As you will have learned, the Minister of Finance got his interim gagging order this morning, and I have been ordered to remove defamatory material from my blogsite. The order stipulates that it "is not directed to stop [me] from participating in a debate of immense public importance", and [the Minister] is "ordered to launch his action within 20 days."
The order is not unexpected, and becomes an opportunity to reopen the whole arms deal corruption scandal. In response to the Minister's action, we will unload the evidence into the court records where the evidence can speak for itself.
The President's credibility was shredded at Polokwane. Minister Alec Erwin's credibility has been shredded by Eskom. And now Minister Trevor Manuel's credibility is being shredded by the collapse of the rand and the pending financial crisis, of which he was warned by the 1999 arms deal affordability study but chose to ignore. These three are the surviving "big fish" of the arms deal -- Manuel's responsibility being its affordability and financing.
Meanwhile, as Andrew Feinstein's attached invitation to his seminar at the Book Lounge next Thursday makes clear, the whole arms deal saga is coming to a head with foreign investigations into BAE bribes. European governments have for years been complicit in the corruption that permeates the arms industry, and wrapped it in phoney patriotism. When in 1998 I asked the British government to investigate whether BAE was bribing Tony Yengeni and other ANC politicians, the response was that it was not illegal in Britain to bribe foreigners and, therefore, there was no crime to investigate.
A British government minister in 2004 finally admitted that bribes were paid to secure the BAE contracts with South Africa but, she pleaded, the bribes were "within reasonable limits". British researchers estimate those bribes at GBP 112 million, or R1.6 billion. Similarly, Thyssen Krupp has admitted that it paid bribes to secure the German warship contracts. That company also pleads that bribery of foreigners was then legal in Germany, and that the payments were even tax deductible as a legitimate business expense.

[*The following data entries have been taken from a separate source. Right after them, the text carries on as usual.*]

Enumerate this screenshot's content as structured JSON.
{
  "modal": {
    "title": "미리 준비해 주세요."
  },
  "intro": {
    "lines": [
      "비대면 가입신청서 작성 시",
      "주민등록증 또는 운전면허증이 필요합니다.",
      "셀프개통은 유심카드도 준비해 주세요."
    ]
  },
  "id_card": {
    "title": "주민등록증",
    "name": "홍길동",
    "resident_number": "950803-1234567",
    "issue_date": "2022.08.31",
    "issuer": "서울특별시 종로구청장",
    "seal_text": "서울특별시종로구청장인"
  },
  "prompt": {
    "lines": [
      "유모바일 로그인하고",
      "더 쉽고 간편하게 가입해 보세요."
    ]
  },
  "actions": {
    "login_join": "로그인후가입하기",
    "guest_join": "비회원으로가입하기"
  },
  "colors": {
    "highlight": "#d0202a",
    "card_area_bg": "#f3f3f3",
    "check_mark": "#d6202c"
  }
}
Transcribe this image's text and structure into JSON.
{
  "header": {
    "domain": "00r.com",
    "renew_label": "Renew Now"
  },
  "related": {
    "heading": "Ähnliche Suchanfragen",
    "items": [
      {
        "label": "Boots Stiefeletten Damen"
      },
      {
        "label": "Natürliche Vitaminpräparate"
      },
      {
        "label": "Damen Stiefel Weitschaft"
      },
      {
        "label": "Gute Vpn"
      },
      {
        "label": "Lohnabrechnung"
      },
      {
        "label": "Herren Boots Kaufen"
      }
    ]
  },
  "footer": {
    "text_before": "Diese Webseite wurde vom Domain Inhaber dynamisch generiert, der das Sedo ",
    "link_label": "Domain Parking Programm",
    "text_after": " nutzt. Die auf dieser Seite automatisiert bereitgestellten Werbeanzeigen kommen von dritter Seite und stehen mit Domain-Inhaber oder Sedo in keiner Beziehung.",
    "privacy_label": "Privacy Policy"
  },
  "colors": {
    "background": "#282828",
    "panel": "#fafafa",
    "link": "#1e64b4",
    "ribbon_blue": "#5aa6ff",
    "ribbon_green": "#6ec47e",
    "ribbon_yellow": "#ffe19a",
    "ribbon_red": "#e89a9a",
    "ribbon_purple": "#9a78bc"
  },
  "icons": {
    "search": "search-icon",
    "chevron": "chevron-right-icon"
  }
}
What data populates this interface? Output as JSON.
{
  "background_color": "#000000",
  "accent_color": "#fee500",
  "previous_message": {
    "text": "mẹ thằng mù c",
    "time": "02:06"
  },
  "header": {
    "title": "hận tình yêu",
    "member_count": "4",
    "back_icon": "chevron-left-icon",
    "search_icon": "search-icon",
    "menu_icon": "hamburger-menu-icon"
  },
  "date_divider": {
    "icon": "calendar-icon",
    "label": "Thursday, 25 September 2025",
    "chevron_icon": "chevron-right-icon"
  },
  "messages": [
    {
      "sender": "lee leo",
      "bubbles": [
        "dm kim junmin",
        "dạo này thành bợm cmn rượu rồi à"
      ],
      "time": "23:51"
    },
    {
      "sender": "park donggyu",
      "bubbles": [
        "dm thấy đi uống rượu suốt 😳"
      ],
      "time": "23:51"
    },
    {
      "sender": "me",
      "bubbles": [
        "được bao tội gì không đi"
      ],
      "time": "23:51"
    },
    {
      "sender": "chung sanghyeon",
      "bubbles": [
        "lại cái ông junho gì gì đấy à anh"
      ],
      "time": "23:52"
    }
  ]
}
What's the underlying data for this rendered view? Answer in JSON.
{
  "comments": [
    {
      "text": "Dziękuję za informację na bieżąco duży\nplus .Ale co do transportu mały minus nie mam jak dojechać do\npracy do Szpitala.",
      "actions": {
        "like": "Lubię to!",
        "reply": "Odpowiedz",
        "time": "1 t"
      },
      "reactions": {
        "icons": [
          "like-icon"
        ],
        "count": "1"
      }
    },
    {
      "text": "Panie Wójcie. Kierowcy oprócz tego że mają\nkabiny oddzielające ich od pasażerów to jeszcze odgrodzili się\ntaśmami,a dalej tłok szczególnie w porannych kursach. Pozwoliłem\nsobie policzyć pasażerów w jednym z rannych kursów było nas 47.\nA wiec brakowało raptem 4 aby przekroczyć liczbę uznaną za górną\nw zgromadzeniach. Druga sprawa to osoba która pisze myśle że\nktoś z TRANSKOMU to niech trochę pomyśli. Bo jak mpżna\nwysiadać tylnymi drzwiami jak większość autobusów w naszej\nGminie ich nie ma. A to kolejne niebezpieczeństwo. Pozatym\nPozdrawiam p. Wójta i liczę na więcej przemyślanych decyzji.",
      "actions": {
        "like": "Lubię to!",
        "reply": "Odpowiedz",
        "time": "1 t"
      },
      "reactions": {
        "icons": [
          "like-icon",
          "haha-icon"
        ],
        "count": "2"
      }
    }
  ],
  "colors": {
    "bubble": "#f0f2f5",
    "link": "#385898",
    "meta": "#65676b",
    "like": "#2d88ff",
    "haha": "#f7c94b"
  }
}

Corruption is not a "victimless crime." The poor are its main victims not only through the misallocation of public resources, but as the main victims of violent crime. The arms deal unleashed corruption and organised crime in South Africa on such a scale that our hard-won transition to democracy is, sadly, now in jeopardy,